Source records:
# # # # # # #

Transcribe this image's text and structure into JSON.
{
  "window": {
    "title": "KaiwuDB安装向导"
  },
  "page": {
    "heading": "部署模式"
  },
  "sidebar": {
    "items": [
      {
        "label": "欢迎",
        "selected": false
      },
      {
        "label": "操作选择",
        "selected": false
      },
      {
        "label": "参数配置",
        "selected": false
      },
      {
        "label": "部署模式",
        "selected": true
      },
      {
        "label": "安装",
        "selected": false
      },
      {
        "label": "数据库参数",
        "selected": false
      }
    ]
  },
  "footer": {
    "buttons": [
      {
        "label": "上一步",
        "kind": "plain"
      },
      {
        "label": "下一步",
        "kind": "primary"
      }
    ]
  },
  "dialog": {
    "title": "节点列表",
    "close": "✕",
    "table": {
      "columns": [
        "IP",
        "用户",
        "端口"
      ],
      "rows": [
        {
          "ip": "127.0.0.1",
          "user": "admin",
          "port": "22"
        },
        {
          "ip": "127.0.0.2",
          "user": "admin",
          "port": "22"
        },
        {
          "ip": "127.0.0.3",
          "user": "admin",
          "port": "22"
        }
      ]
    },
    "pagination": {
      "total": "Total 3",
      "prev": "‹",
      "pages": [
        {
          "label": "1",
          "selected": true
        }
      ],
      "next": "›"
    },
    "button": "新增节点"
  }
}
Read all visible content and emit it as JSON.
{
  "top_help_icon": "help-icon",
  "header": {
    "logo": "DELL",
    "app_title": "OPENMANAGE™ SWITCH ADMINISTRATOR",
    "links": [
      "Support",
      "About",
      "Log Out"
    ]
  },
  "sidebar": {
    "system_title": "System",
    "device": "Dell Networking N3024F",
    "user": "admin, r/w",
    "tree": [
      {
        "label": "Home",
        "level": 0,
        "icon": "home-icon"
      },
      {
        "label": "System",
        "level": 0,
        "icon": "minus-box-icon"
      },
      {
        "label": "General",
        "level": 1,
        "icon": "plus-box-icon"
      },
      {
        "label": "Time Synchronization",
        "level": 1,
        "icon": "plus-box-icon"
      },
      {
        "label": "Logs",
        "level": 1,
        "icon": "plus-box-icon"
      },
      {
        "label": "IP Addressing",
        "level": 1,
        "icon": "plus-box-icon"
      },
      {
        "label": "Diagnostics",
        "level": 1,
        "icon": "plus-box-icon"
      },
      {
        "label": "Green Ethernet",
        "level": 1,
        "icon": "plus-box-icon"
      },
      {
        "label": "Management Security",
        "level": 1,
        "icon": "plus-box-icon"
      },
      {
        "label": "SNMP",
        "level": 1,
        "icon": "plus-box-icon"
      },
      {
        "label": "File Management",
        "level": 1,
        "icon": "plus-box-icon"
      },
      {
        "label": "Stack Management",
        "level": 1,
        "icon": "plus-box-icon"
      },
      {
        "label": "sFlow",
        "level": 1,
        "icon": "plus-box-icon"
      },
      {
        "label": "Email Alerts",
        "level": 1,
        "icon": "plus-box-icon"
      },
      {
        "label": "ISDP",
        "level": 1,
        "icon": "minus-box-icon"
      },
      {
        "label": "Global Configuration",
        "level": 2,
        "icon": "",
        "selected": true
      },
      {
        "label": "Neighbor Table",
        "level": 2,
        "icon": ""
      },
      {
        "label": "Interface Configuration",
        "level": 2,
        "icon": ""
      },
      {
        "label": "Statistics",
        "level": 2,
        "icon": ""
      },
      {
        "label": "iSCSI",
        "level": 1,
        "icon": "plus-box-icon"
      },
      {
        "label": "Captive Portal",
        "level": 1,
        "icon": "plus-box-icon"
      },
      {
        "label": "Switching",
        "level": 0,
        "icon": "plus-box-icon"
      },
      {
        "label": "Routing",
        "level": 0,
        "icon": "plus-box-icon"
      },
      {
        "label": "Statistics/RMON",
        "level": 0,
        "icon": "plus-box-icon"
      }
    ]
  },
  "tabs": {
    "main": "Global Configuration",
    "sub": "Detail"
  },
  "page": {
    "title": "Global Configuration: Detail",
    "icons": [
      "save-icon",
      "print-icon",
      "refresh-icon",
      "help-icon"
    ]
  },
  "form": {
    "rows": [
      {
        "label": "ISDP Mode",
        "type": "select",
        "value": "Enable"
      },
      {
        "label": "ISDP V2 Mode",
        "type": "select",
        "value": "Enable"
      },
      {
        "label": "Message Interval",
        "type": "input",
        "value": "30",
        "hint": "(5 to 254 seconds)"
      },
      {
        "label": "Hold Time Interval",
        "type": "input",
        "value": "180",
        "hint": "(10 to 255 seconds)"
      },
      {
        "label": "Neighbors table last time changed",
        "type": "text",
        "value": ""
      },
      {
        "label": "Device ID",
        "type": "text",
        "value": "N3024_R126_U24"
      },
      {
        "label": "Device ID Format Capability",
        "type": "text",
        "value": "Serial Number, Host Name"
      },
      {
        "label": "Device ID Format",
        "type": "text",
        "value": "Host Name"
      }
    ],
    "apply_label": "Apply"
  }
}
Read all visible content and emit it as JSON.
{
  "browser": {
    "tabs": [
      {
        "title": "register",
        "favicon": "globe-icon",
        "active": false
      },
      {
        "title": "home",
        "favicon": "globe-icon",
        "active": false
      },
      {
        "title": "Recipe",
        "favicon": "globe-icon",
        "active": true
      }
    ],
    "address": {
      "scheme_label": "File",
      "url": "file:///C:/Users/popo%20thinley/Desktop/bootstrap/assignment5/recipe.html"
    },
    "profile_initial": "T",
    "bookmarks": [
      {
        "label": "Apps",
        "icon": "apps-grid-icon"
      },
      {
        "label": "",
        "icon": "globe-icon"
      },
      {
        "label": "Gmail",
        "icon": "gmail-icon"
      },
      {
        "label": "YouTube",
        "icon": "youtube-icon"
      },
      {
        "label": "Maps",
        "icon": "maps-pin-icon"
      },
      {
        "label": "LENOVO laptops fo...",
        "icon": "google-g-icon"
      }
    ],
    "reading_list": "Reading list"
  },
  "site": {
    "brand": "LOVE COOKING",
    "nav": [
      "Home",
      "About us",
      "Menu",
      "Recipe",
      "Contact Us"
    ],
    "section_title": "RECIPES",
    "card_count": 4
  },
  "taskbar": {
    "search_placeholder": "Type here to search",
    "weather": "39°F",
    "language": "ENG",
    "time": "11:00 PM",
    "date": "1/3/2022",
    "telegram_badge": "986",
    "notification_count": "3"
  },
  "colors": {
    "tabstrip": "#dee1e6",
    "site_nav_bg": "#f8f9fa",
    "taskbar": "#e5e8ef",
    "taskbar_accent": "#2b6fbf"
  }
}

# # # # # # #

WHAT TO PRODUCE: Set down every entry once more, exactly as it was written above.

THE COMPLETED TASK:
Transcribe this image's text and structure into JSON.
{
  "window": {
    "title": "KaiwuDB安装向导"
  },
  "page": {
    "heading": "部署模式"
  },
  "sidebar": {
    "items": [
      {
        "label": "欢迎",
        "selected": false
      },
      {
        "label": "操作选择",
        "selected": false
      },
      {
        "label": "参数配置",
        "selected": false
      },
      {
        "label": "部署模式",
        "selected": true
      },
      {
        "label": "安装",
        "selected": false
      },
      {
        "label": "数据库参数",
        "selected": false
      }
    ]
  },
  "footer": {
    "buttons": [
      {
        "label": "上一步",
        "kind": "plain"
      },
      {
        "label": "下一步",
        "kind": "primary"
      }
    ]
  },
  "dialog": {
    "title": "节点列表",
    "close": "✕",
    "table": {
      "columns": [
        "IP",
        "用户",
        "端口"
      ],
      "rows": [
        {
          "ip": "127.0.0.1",
          "user": "admin",
          "port": "22"
        },
        {
          "ip": "127.0.0.2",
          "user": "admin",
          "port": "22"
        },
        {
          "ip": "127.0.0.3",
          "user": "admin",
          "port": "22"
        }
      ]
    },
    "pagination": {
      "total": "Total 3",
      "prev": "‹",
      "pages": [
        {
          "label": "1",
          "selected": true
        }
      ],
      "next": "›"
    },
    "button": "新增节点"
  }
}
Read all visible content and emit it as JSON.
{
  "top_help_icon": "help-icon",
  "header": {
    "logo": "DELL",
    "app_title": "OPENMANAGE™ SWITCH ADMINISTRATOR",
    "links": [
      "Support",
      "About",
      "Log Out"
    ]
  },
  "sidebar": {
    "system_title": "System",
    "device": "Dell Networking N3024F",
    "user": "admin, r/w",
    "tree": [
      {
        "label": "Home",
        "level": 0,
        "icon": "home-icon"
      },
      {
        "label": "System",
        "level": 0,
        "icon": "minus-box-icon"
      },
      {
        "label": "General",
        "level": 1,
        "icon": "plus-box-icon"
      },
      {
        "label": "Time Synchronization",
        "level": 1,
        "icon": "plus-box-icon"
      },
      {
        "label": "Logs",
        "level": 1,
        "icon": "plus-box-icon"
      },
      {
        "label": "IP Addressing",
        "level": 1,
        "icon": "plus-box-icon"
      },
      {
        "label": "Diagnostics",
        "level": 1,
        "icon": "plus-box-icon"
      },
      {
        "label": "Green Ethernet",
        "level": 1,
        "icon": "plus-box-icon"
      },
      {
        "label": "Management Security",
        "level": 1,
        "icon": "plus-box-icon"
      },
      {
        "label": "SNMP",
        "level": 1,
        "icon": "plus-box-icon"
      },
      {
        "label": "File Management",
        "level": 1,
        "icon": "plus-box-icon"
      },
      {
        "label": "Stack Management",
        "level": 1,
        "icon": "plus-box-icon"
      },
      {
        "label": "sFlow",
        "level": 1,
        "icon": "plus-box-icon"
      },
      {
        "label": "Email Alerts",
        "level": 1,
        "icon": "plus-box-icon"
      },
      {
        "label": "ISDP",
        "level": 1,
        "icon": "minus-box-icon"
      },
      {
        "label": "Global Configuration",
        "level": 2,
        "icon": "",
        "selected": true
      },
      {
        "label": "Neighbor Table",
        "level": 2,
        "icon": ""
      },
      {
        "label": "Interface Configuration",
        "level": 2,
        "icon": ""
      },
      {
        "label": "Statistics",
        "level": 2,
        "icon": ""
      },
      {
        "label": "iSCSI",
        "level": 1,
        "icon": "plus-box-icon"
      },
      {
        "label": "Captive Portal",
        "level": 1,
        "icon": "plus-box-icon"
      },
      {
        "label": "Switching",
        "level": 0,
        "icon": "plus-box-icon"
      },
      {
        "label": "Routing",
        "level": 0,
        "icon": "plus-box-icon"
      },
      {
        "label": "Statistics/RMON",
        "level": 0,
        "icon": "plus-box-icon"
      }
    ]
  },
  "tabs": {
    "main": "Global Configuration",
    "sub": "Detail"
  },
  "page": {
    "title": "Global Configuration: Detail",
    "icons": [
      "save-icon",
      "print-icon",
      "refresh-icon",
      "help-icon"
    ]
  },
  "form": {
    "rows": [
      {
        "label": "ISDP Mode",
        "type": "select",
        "value": "Enable"
      },
      {
        "label": "ISDP V2 Mode",
        "type": "select",
        "value": "Enable"
      },
      {
        "label": "Message Interval",
        "type": "input",
        "value": "30",
        "hint": "(5 to 254 seconds)"
      },
      {
        "label": "Hold Time Interval",
        "type": "input",
        "value": "180",
        "hint": "(10 to 255 seconds)"
      },
      {
        "label": "Neighbors table last time changed",
        "type": "text",
        "value": ""
      },
      {
        "label": "Device ID",
        "type": "text",
        "value": "N3024_R126_U24"
      },
      {
        "label": "Device ID Format Capability",
        "type": "text",
        "value": "Serial Number, Host Name"
      },
      {
        "label": "Device ID Format",
        "type": "text",
        "value": "Host Name"
      }
    ],
    "apply_label": "Apply"
  }
}
Read all visible content and emit it as JSON.
{
  "browser": {
    "tabs": [
      {
        "title": "register",
        "favicon": "globe-icon",
        "active": false
      },
      {
        "title": "home",
        "favicon": "globe-icon",
        "active": false
      },
      {
        "title": "Recipe",
        "favicon": "globe-icon",
        "active": true
      }
    ],
    "address": {
      "scheme_label": "File",
      "url": "file:///C:/Users/popo%20thinley/Desktop/bootstrap/assignment5/recipe.html"
    },
    "profile_initial": "T",
    "bookmarks": [
      {
        "label": "Apps",
        "icon": "apps-grid-icon"
      },
      {
        "label": "",
        "icon": "globe-icon"
      },
      {
        "label": "Gmail",
        "icon": "gmail-icon"
      },
      {
        "label": "YouTube",
        "icon": "youtube-icon"
      },
      {
        "label": "Maps",
        "icon": "maps-pin-icon"
      },
      {
        "label": "LENOVO laptops fo...",
        "icon": "google-g-icon"
      }
    ],
    "reading_list": "Reading list"
  },
  "site": {
    "brand": "LOVE COOKING",
    "nav": [
      "Home",
      "About us",
      "Menu",
      "Recipe",
      "Contact Us"
    ],
    "section_title": "RECIPES",
    "card_count": 4
  },
  "taskbar": {
    "search_placeholder": "Type here to search",
    "weather": "39°F",
    "language": "ENG",
    "time": "11:00 PM",
    "date": "1/3/2022",
    "telegram_badge": "986",
    "notification_count": "3"
  },
  "colors": {
    "tabstrip": "#dee1e6",
    "site_nav_bg": "#f8f9fa",
    "taskbar": "#e5e8ef",
    "taskbar_accent": "#2b6fbf"
  }
}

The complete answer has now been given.